It’s silly, but the good news is that it’s easy to change this by telling Windows that your .md or .markdown files are to be treated like standard text files.
Press the Windows key and start typing “Indexing” until it suggests “Indexing option”. Open it.
A small old looking window appears. Click on Advanced, in the bottom:
Another window opens, click its File Types tab to see the list of all the file extensions used on your PC. Scroll this long list until you find your own Markdown file extension (md, in my case):
Click your extension once. Then look at the bottom of the window and check Index Properties and File Contents.
Done. Windows will need a few moments to rebuild its index but now the content of your Markdown files will be searchable too. Yeah.
As a writer, Dictionary is one of my favorite apps under macOS. It’s also one of the most underestimated.
It includes English, French, German dictionaries, and a few others. It comes with an integrated French-English dictionary, and others I don’t use. You can use it as a front-end to search Wikipedia. Add to that a tight integration to macOS—you can invoke it from almost any app containing text, with a gesture or a right-click on a word—it’s hard not to love this app.
The Mac Dictionary, with a partial list of dictionaries.

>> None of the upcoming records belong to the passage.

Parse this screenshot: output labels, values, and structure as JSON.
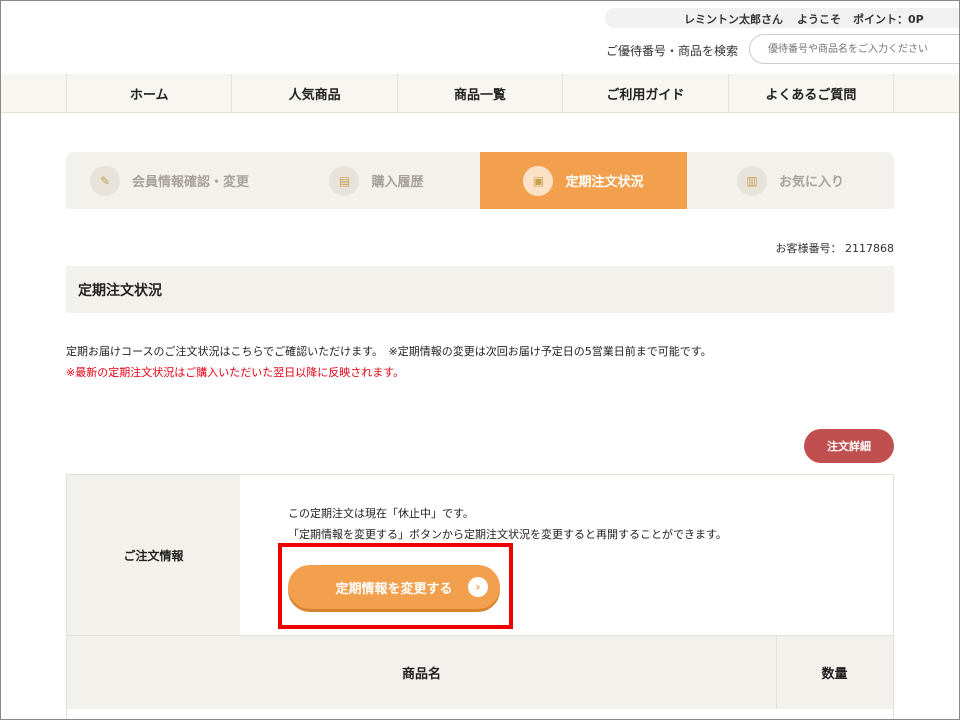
{
  "header": {
    "user_name": "レミントン太郎さん",
    "welcome": "ようこそ",
    "points": "ポイント：0P",
    "search_label": "ご優待番号・商品を検索",
    "search_placeholder": "優待番号や商品名をご入力ください"
  },
  "nav": {
    "items": [
      "ホーム",
      "人気商品",
      "商品一覧",
      "ご利用ガイド",
      "よくあるご質問"
    ]
  },
  "tabs": [
    {
      "label": "会員情報確認・変更",
      "icon": "edit-icon",
      "active": false
    },
    {
      "label": "購入履歴",
      "icon": "cart-icon",
      "active": false
    },
    {
      "label": "定期注文状況",
      "icon": "truck-icon",
      "active": true
    },
    {
      "label": "お気に入り",
      "icon": "favorite-icon",
      "active": false
    }
  ],
  "customer_number": "お客様番号： 2117868",
  "section_title": "定期注文状況",
  "description": "定期お届けコースのご注文状況はこちらでご確認いただけます。　※定期情報の変更は次回お届け予定日の5営業日前まで可能です。",
  "notice": "※最新の定期注文状況はご購入いただいた翌日以降に反映されます。",
  "detail_button": "注文詳細",
  "order_info": {
    "label": "ご注文情報",
    "status_text": "この定期注文は現在「休止中」です。",
    "resume_text": "「定期情報を変更する」ボタンから定期注文状況を変更すると再開することができます。",
    "change_button": "定期情報を変更する"
  },
  "table_headers": {
    "product_name": "商品名",
    "quantity": "数量"
  },
  "colors": {
    "accent": "#f2a04e",
    "detail_button": "#c0504f",
    "notice": "#e60012",
    "highlight_box": "#ee0000"
  }
}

If you’re looking for little/simple/easy to use screencast recording app, without all the bells & whistles but all the essential stuff, have a look on Screenbits Screen Recorder—it’s on sale on the Microsoft Store at 7,99 instead of 19.99.